EXERCISE
Starting at the line that contains "Transcribe this image's", reproduce only the lines through the end of the data, exactly, including both the first and the last; skip the pictures.

AVAILABLE RECORDS
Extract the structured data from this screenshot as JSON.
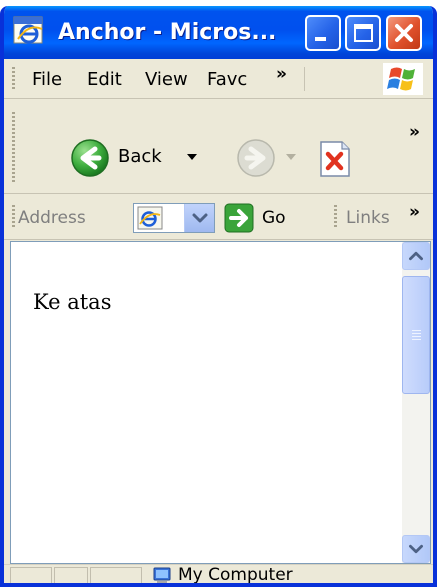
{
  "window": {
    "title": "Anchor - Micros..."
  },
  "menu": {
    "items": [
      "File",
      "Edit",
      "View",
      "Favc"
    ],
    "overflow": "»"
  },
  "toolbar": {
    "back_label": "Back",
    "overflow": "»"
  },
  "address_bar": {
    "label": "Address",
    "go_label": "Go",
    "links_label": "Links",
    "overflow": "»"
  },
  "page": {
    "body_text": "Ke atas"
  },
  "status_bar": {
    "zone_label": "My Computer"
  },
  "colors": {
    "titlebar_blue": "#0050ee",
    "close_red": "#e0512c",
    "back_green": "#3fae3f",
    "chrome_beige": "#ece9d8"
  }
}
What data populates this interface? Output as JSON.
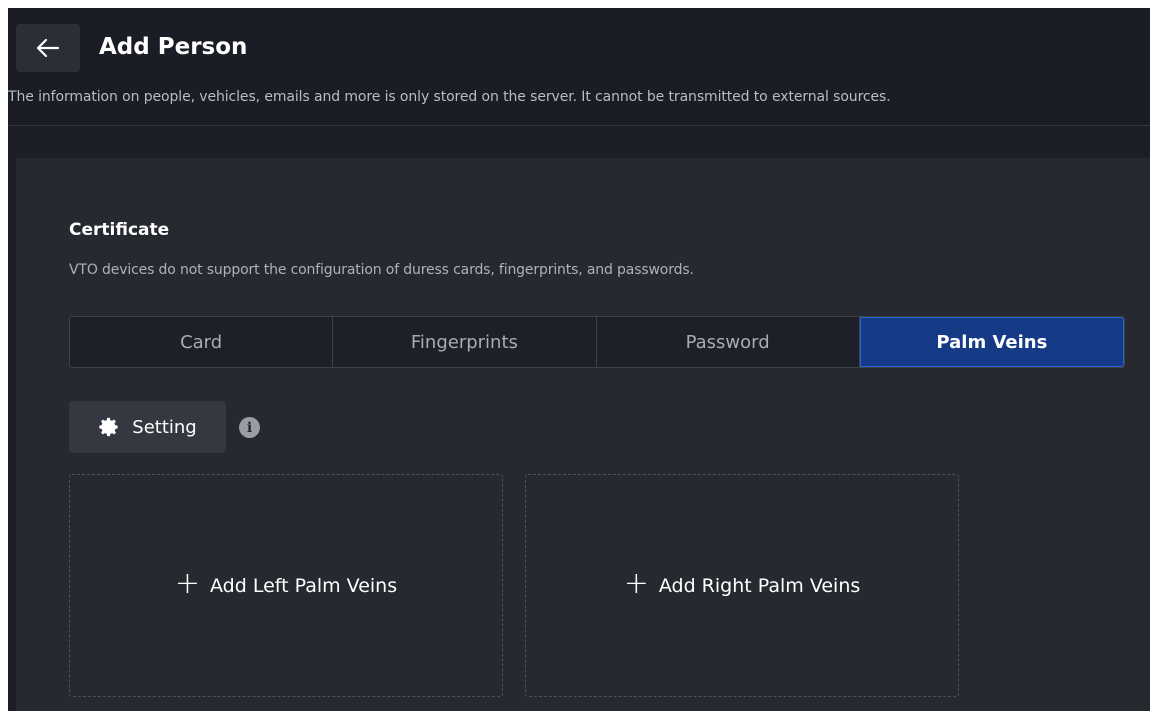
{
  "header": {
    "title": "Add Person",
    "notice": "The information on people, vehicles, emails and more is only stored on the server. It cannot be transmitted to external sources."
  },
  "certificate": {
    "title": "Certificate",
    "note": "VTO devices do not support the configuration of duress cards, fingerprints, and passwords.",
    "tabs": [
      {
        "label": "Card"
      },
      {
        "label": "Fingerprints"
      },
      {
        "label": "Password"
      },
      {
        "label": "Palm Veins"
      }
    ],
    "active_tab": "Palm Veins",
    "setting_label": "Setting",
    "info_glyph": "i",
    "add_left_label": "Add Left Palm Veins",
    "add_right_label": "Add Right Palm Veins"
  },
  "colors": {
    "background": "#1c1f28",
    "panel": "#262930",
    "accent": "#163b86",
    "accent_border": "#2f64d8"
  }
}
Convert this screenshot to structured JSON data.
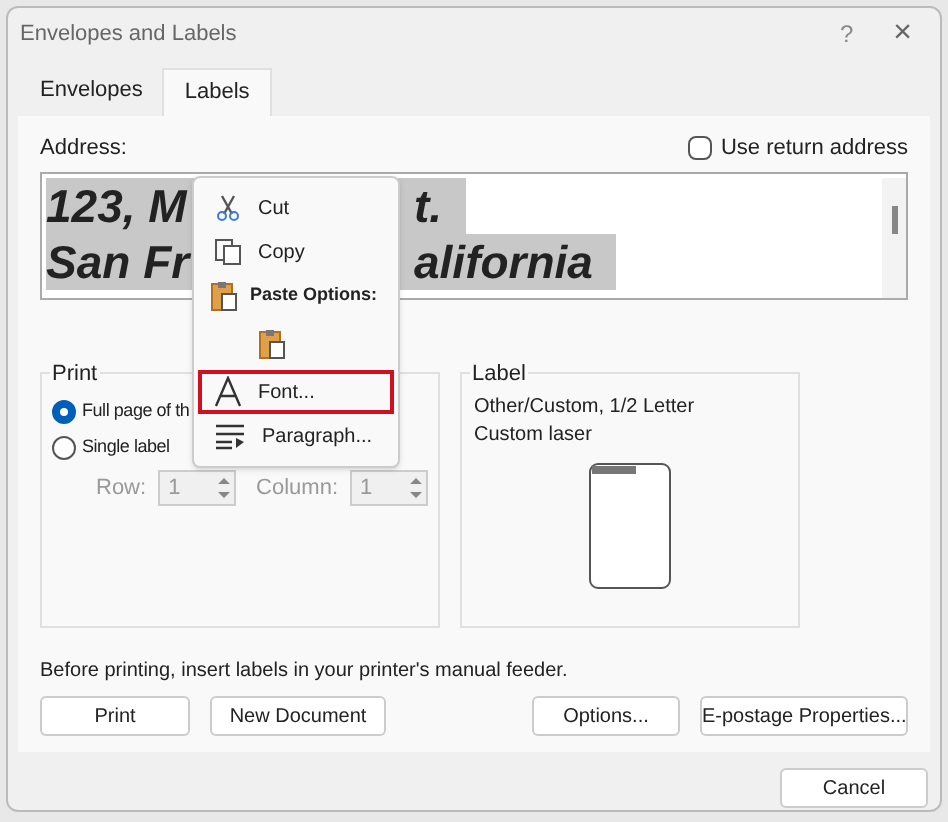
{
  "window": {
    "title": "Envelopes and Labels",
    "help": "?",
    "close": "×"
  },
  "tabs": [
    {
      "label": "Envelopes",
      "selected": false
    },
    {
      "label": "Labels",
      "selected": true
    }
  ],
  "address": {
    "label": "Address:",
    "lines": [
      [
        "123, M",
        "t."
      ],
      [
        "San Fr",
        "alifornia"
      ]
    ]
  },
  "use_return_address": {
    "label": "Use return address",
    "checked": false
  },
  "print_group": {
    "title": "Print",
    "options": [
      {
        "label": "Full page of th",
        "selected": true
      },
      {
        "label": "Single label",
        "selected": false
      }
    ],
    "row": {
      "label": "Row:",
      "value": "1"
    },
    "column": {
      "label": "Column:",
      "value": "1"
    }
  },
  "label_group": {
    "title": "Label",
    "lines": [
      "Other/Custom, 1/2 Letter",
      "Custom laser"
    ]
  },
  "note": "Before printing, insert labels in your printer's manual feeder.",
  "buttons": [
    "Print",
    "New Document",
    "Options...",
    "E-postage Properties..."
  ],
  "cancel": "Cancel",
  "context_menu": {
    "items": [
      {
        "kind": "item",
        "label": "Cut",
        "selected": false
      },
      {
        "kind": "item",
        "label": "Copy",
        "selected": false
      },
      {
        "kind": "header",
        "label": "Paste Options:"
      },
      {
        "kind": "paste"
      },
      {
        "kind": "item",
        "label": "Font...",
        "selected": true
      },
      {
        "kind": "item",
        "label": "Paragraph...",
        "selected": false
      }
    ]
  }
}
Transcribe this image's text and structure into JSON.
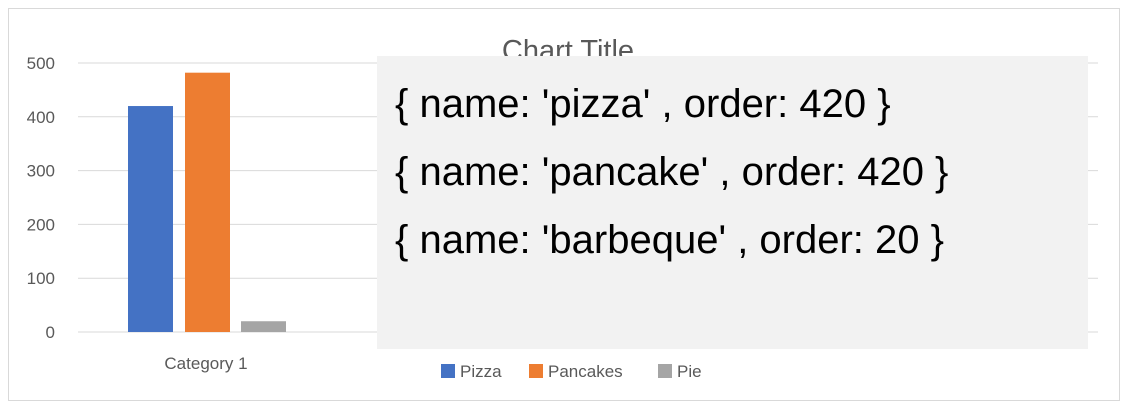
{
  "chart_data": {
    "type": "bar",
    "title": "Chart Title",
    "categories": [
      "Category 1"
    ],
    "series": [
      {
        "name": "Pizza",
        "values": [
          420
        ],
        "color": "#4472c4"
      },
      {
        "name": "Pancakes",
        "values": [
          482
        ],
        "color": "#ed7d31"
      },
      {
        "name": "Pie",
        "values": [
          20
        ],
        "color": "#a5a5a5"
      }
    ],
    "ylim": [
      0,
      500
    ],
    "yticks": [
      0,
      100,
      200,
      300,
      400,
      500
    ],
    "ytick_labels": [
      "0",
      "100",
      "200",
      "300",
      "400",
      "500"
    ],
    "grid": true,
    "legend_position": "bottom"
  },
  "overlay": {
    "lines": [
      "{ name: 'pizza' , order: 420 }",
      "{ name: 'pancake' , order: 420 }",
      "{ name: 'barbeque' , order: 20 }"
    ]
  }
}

RESULT OF THIS TASK
Transcribe this image's text and structure into JSON.
{
  "chart_data": {
    "type": "bar",
    "title": "Chart Title",
    "categories": [
      "Category 1"
    ],
    "series": [
      {
        "name": "Pizza",
        "values": [
          420
        ],
        "color": "#4472c4"
      },
      {
        "name": "Pancakes",
        "values": [
          482
        ],
        "color": "#ed7d31"
      },
      {
        "name": "Pie",
        "values": [
          20
        ],
        "color": "#a5a5a5"
      }
    ],
    "ylim": [
      0,
      500
    ],
    "yticks": [
      0,
      100,
      200,
      300,
      400,
      500
    ],
    "ytick_labels": [
      "0",
      "100",
      "200",
      "300",
      "400",
      "500"
    ],
    "grid": true,
    "legend_position": "bottom"
  },
  "overlay": {
    "lines": [
      "{ name: 'pizza' , order: 420 }",
      "{ name: 'pancake' , order: 420 }",
      "{ name: 'barbeque' , order: 20 }"
    ]
  }
}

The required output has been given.